Bosnian Muslim Views of National Security
Francine Friedman and Robin Alison Remington
On September 12, 1995, NATO completed 3,200 bombing sorties in Bosnia and Herzegovina -- a territory less than one third the size of Missouri with a population less than greater Boston. These air strikes were undertaken to force Bosnian Serb commander, General Ratko Mladic, to obey NATO defined rules of engagement in the war of secession 1 that had savaged this once peaceful multinational republic of the former Yugoslavia for three and one-half years. Sarajevo rejoiced. The Muslim population of this besieged city took comfort in the roar of NATO bombers overhead, perceiving those bombers as defenders of their security. So did the Muslim led Bosnian government.
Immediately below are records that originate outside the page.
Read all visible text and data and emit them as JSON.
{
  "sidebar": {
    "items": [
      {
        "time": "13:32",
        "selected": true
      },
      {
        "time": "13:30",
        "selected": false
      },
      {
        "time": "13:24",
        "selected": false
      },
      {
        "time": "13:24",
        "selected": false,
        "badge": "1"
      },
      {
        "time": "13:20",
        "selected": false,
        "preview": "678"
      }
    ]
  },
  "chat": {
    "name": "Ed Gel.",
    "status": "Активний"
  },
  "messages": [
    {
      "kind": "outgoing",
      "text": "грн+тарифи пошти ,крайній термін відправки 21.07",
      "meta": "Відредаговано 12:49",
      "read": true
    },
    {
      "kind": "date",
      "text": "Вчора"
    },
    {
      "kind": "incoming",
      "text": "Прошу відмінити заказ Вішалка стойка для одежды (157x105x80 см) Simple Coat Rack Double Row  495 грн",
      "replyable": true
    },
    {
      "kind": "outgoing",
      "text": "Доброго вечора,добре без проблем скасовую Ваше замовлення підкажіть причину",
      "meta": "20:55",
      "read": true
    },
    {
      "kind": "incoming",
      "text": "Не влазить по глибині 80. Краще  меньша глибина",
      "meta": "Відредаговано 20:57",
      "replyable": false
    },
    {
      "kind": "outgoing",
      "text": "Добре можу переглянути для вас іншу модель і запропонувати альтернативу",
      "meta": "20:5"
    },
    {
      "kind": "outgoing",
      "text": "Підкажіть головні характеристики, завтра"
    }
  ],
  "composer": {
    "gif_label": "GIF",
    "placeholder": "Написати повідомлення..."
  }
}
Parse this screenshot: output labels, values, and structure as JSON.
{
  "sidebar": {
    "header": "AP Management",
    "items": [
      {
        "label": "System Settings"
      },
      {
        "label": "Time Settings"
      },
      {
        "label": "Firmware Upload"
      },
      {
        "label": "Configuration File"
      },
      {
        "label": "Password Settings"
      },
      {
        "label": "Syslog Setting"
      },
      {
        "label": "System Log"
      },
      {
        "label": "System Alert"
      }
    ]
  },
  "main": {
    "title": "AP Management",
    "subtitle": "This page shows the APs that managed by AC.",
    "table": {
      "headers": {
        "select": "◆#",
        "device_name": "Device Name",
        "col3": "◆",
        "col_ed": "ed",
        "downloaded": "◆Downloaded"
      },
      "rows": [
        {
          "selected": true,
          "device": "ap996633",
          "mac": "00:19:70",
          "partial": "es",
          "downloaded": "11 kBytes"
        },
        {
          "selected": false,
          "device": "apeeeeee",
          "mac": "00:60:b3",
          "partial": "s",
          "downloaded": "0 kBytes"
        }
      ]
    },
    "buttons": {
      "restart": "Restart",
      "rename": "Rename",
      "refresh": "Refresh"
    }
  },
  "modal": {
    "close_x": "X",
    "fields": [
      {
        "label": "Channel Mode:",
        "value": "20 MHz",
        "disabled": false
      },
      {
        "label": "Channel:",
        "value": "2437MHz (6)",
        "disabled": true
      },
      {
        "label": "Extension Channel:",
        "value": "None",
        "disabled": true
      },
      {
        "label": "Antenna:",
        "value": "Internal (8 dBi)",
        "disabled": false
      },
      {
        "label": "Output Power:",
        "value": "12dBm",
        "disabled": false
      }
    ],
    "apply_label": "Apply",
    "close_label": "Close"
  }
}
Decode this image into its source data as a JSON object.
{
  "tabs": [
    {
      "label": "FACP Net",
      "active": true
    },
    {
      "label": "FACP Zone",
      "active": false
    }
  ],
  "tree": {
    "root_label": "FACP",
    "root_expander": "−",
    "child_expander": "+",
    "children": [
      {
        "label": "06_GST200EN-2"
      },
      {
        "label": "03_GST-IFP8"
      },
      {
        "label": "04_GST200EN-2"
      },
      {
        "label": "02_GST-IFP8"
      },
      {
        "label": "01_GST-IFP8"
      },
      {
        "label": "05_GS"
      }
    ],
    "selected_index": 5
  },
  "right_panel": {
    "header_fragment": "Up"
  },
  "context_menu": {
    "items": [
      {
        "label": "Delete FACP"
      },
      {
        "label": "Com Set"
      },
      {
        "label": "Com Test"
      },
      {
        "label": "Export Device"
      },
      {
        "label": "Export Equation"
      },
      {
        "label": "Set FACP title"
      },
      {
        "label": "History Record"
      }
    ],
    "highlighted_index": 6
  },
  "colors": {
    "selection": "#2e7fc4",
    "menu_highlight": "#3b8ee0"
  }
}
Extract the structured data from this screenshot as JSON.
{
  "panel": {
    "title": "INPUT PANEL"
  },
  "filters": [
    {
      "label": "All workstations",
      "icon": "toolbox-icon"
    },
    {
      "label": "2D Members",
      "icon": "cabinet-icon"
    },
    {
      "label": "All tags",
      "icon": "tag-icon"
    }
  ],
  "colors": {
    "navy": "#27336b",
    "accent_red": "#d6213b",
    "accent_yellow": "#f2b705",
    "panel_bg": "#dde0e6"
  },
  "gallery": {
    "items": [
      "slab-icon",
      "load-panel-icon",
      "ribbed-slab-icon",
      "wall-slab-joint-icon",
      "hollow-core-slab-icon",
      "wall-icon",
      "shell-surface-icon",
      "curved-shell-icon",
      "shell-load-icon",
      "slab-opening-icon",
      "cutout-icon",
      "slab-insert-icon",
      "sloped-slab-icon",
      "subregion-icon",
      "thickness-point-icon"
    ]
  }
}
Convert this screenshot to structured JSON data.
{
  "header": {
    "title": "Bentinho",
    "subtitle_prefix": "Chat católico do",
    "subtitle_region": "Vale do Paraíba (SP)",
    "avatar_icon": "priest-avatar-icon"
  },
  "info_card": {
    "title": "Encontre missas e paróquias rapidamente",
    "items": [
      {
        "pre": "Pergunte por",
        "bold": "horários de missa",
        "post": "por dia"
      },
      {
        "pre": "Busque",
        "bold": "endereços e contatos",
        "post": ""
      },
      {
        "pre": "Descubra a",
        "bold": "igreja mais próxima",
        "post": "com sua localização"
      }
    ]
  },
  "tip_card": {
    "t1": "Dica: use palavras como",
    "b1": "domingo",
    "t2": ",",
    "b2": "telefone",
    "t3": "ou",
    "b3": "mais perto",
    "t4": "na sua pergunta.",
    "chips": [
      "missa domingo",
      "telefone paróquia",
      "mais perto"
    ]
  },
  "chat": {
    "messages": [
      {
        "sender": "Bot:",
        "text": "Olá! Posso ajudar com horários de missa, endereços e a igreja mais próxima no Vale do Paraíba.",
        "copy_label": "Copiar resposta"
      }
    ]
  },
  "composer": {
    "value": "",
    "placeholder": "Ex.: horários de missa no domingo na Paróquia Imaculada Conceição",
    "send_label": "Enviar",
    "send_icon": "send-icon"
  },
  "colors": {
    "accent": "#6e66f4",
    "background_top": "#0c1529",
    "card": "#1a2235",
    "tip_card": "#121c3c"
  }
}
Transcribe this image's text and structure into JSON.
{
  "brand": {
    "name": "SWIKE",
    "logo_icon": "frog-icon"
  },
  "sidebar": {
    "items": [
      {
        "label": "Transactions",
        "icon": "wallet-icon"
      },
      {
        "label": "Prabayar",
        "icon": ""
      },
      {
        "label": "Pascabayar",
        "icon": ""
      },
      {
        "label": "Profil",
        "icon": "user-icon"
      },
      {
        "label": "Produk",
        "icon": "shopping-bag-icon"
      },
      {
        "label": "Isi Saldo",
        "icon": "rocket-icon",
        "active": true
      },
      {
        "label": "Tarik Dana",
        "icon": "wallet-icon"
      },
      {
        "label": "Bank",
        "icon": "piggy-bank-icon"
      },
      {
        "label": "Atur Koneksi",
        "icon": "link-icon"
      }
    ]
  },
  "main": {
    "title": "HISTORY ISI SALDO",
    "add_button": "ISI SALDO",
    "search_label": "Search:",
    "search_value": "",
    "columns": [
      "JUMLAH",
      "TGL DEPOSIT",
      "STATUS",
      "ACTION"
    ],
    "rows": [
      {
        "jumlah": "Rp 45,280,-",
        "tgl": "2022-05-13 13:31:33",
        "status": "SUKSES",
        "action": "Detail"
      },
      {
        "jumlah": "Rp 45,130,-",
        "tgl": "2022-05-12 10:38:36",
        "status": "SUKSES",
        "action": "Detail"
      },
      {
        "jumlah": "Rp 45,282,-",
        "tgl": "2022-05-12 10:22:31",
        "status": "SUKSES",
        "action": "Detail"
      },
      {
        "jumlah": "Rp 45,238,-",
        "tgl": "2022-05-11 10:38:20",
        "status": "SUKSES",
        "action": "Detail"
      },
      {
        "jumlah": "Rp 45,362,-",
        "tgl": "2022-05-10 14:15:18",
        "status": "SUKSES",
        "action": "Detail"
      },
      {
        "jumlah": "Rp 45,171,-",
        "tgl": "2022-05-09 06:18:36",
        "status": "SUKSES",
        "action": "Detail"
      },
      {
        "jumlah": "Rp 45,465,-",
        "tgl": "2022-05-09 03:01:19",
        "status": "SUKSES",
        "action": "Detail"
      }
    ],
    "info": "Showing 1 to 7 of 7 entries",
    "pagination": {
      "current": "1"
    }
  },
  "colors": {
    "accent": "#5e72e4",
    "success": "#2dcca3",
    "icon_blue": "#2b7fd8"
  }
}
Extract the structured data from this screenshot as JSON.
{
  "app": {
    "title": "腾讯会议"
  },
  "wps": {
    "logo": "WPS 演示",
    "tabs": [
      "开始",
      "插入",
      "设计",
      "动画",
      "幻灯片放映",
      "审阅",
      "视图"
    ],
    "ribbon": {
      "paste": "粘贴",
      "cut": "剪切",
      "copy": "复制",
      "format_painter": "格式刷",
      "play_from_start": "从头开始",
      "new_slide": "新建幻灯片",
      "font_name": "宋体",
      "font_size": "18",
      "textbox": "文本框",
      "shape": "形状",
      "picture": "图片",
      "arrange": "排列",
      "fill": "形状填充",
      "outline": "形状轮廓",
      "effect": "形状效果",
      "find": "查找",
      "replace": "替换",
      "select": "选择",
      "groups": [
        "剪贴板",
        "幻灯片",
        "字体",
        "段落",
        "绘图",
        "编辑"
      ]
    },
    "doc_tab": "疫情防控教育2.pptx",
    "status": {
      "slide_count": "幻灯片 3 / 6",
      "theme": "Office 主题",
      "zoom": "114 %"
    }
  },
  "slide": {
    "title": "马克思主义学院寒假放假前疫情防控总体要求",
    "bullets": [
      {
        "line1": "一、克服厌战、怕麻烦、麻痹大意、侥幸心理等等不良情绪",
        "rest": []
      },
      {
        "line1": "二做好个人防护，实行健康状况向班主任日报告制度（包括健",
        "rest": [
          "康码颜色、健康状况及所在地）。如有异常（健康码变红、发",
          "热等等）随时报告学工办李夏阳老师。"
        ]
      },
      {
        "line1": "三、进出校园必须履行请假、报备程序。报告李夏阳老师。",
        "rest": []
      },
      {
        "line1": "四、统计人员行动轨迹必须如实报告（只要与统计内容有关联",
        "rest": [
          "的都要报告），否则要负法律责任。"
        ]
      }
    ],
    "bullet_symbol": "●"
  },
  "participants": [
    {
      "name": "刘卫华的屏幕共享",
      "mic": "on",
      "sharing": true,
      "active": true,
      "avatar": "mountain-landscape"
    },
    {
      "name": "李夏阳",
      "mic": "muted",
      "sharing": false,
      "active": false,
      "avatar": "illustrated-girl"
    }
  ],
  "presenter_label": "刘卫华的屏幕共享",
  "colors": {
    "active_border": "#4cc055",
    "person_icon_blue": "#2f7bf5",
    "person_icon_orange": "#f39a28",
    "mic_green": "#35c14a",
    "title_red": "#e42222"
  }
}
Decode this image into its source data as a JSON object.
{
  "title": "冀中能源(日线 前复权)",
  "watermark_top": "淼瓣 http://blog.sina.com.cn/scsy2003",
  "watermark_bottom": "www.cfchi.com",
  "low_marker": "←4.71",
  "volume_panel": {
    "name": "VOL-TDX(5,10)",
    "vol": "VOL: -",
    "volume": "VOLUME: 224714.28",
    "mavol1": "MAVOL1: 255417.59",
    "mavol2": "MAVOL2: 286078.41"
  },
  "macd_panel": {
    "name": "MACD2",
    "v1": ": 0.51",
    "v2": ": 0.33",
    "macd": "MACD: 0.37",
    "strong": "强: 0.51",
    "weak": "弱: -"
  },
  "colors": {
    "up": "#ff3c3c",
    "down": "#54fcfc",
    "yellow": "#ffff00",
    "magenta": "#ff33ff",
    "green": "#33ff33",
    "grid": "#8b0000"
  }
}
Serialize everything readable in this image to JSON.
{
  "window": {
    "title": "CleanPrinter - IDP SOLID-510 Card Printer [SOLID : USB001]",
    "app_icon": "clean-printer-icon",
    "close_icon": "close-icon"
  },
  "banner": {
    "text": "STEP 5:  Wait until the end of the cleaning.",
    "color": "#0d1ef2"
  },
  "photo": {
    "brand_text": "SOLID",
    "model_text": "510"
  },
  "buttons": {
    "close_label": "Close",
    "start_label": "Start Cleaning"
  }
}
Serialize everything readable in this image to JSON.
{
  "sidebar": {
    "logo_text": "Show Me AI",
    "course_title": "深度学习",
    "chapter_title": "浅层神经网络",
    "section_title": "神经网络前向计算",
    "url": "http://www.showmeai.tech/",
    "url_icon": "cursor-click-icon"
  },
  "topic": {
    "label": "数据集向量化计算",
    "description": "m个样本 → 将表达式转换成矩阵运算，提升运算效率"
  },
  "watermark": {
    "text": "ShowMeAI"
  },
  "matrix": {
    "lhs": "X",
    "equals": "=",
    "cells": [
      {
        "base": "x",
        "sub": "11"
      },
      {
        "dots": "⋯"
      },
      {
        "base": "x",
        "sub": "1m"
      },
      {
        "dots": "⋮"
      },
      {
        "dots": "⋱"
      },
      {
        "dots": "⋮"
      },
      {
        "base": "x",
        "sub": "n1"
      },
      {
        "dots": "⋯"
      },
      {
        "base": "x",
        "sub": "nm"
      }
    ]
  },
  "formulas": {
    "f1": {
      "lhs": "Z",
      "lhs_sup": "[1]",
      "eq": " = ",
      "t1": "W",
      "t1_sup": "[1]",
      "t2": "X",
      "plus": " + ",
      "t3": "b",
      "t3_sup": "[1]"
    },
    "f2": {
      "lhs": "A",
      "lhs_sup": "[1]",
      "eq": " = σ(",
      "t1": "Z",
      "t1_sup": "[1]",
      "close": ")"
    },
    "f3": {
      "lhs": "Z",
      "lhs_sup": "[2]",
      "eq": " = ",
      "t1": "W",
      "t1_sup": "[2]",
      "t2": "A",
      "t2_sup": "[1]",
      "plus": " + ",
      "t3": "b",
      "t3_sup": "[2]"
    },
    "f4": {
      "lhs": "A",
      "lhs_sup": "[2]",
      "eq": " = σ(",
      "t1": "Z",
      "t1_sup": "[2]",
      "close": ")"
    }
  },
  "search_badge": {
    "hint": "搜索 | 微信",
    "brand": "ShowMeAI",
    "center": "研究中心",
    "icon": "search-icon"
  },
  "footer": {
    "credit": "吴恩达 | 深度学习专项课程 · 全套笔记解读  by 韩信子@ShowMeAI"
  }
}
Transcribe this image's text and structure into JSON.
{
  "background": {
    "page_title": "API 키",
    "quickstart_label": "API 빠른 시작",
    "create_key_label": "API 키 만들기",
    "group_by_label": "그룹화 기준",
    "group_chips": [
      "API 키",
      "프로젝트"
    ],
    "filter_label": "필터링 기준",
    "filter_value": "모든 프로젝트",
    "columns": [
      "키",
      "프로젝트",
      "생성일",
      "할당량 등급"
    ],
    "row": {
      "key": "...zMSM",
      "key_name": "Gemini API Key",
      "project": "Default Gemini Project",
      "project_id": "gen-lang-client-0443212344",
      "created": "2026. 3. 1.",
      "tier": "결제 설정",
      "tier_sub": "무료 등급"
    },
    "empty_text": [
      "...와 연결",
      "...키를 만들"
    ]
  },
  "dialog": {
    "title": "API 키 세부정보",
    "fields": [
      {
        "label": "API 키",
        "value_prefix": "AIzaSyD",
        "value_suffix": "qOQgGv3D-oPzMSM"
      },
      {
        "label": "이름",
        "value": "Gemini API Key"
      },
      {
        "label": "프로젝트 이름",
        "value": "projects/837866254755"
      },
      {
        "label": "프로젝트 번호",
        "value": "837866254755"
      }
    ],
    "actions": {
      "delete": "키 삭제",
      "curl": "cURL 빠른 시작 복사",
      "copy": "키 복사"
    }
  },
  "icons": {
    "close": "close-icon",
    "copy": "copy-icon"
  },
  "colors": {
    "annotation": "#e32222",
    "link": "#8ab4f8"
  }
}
NATO officials insisted that the bombing was not a matter of taking sides in the war. However, the Bosnian Muslims may have perceived the airstrikes as form of assurance that their security would be guaranteed -- the price that NATO and the United States had to pay for Bosnian government acceptance of the September 8, American sponsored two-in-one Bosnia peace plan that recognized an autonomous Republika Srpska side by side with the 1994 Croat-Muslim federation. 2 That agreement gives both halves of the ethnically divided Bosnia and Herzegovina the right to establish "parallel special relationships" with neighboring Croatia and Serbia. 3 For the commander of the Bosnian forces, Rasim Delic, NATO bombing was considered an element of power that had dramatically improved his military position vis a vis the Bosnian Serbs on any future battlefield. In this sense, NATO became de facto airpower at the disposal of Bosnian Muslim military objectives.
This chapter investigates the evolving Bosnian Muslim perception of self